Task objective: Give the records again word for word. Leave every picture out.

Material provided:
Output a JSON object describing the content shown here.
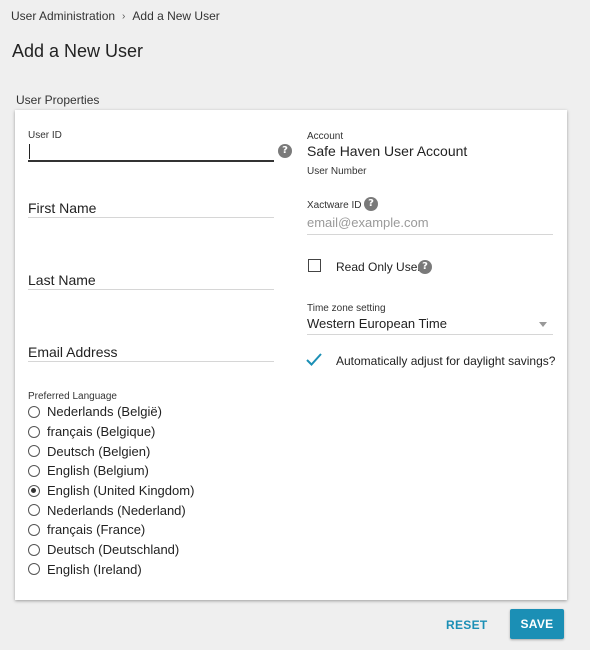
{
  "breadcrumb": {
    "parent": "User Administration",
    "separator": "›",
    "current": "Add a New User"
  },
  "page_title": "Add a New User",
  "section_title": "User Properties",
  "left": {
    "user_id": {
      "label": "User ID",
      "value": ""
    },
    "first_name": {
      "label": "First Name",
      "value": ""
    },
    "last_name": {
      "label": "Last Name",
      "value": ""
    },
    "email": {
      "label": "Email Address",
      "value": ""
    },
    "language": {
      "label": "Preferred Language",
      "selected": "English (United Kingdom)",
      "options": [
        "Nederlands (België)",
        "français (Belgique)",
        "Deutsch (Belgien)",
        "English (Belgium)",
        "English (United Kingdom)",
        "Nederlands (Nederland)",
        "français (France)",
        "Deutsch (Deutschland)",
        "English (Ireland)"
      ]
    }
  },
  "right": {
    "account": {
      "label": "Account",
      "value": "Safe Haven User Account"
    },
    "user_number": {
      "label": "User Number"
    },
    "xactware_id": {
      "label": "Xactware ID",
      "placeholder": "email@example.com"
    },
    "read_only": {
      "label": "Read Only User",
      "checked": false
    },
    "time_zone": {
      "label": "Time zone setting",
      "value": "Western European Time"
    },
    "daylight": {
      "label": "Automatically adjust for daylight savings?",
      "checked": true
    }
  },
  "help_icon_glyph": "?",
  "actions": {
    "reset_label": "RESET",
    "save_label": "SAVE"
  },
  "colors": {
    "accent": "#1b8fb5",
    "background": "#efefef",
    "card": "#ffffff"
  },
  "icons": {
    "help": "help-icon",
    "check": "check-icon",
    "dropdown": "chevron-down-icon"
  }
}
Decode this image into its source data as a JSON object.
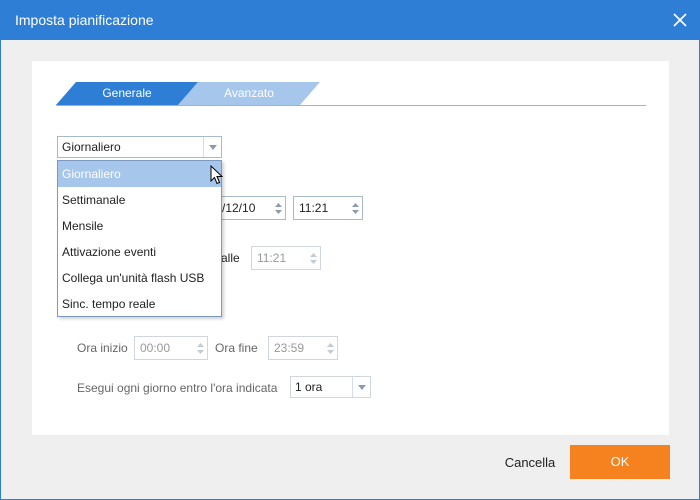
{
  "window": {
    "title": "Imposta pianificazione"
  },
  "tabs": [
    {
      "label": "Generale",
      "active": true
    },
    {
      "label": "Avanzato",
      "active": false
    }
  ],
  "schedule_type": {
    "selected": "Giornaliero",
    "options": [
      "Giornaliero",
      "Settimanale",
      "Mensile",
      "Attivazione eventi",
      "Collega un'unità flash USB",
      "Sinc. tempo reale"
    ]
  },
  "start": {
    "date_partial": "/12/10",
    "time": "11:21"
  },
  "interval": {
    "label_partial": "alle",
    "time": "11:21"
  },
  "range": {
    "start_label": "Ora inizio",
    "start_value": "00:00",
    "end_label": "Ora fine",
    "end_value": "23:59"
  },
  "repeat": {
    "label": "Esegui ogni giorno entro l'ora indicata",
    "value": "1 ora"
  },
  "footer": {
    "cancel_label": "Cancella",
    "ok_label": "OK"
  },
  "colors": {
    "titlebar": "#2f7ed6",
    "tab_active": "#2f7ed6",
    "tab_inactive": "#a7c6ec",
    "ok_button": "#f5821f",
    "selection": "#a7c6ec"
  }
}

Answer space:
Output a JSON object describing the content shown here.
{
  "breadcrumb": {
    "parent": "User Administration",
    "separator": "›",
    "current": "Add a New User"
  },
  "page_title": "Add a New User",
  "section_title": "User Properties",
  "left": {
    "user_id": {
      "label": "User ID",
      "value": ""
    },
    "first_name": {
      "label": "First Name",
      "value": ""
    },
    "last_name": {
      "label": "Last Name",
      "value": ""
    },
    "email": {
      "label": "Email Address",
      "value": ""
    },
    "language": {
      "label": "Preferred Language",
      "selected": "English (United Kingdom)",
      "options": [
        "Nederlands (België)",
        "français (Belgique)",
        "Deutsch (Belgien)",
        "English (Belgium)",
        "English (United Kingdom)",
        "Nederlands (Nederland)",
        "français (France)",
        "Deutsch (Deutschland)",
        "English (Ireland)"
      ]
    }
  },
  "right": {
    "account": {
      "label": "Account",
      "value": "Safe Haven User Account"
    },
    "user_number": {
      "label": "User Number"
    },
    "xactware_id": {
      "label": "Xactware ID",
      "placeholder": "email@example.com"
    },
    "read_only": {
      "label": "Read Only User",
      "checked": false
    },
    "time_zone": {
      "label": "Time zone setting",
      "value": "Western European Time"
    },
    "daylight": {
      "label": "Automatically adjust for daylight savings?",
      "checked": true
    }
  },
  "help_icon_glyph": "?",
  "actions": {
    "reset_label": "RESET",
    "save_label": "SAVE"
  },
  "colors": {
    "accent": "#1b8fb5",
    "background": "#efefef",
    "card": "#ffffff"
  },
  "icons": {
    "help": "help-icon",
    "check": "check-icon",
    "dropdown": "chevron-down-icon"
  }
}
Decode this image into its source data as a JSON object.
{
  "window": {
    "title": "Imposta pianificazione"
  },
  "tabs": [
    {
      "label": "Generale",
      "active": true
    },
    {
      "label": "Avanzato",
      "active": false
    }
  ],
  "schedule_type": {
    "selected": "Giornaliero",
    "options": [
      "Giornaliero",
      "Settimanale",
      "Mensile",
      "Attivazione eventi",
      "Collega un'unità flash USB",
      "Sinc. tempo reale"
    ]
  },
  "start": {
    "date_partial": "/12/10",
    "time": "11:21"
  },
  "interval": {
    "label_partial": "alle",
    "time": "11:21"
  },
  "range": {
    "start_label": "Ora inizio",
    "start_value": "00:00",
    "end_label": "Ora fine",
    "end_value": "23:59"
  },
  "repeat": {
    "label": "Esegui ogni giorno entro l'ora indicata",
    "value": "1 ora"
  },
  "footer": {
    "cancel_label": "Cancella",
    "ok_label": "OK"
  },
  "colors": {
    "titlebar": "#2f7ed6",
    "tab_active": "#2f7ed6",
    "tab_inactive": "#a7c6ec",
    "ok_button": "#f5821f",
    "selection": "#a7c6ec"
  }
}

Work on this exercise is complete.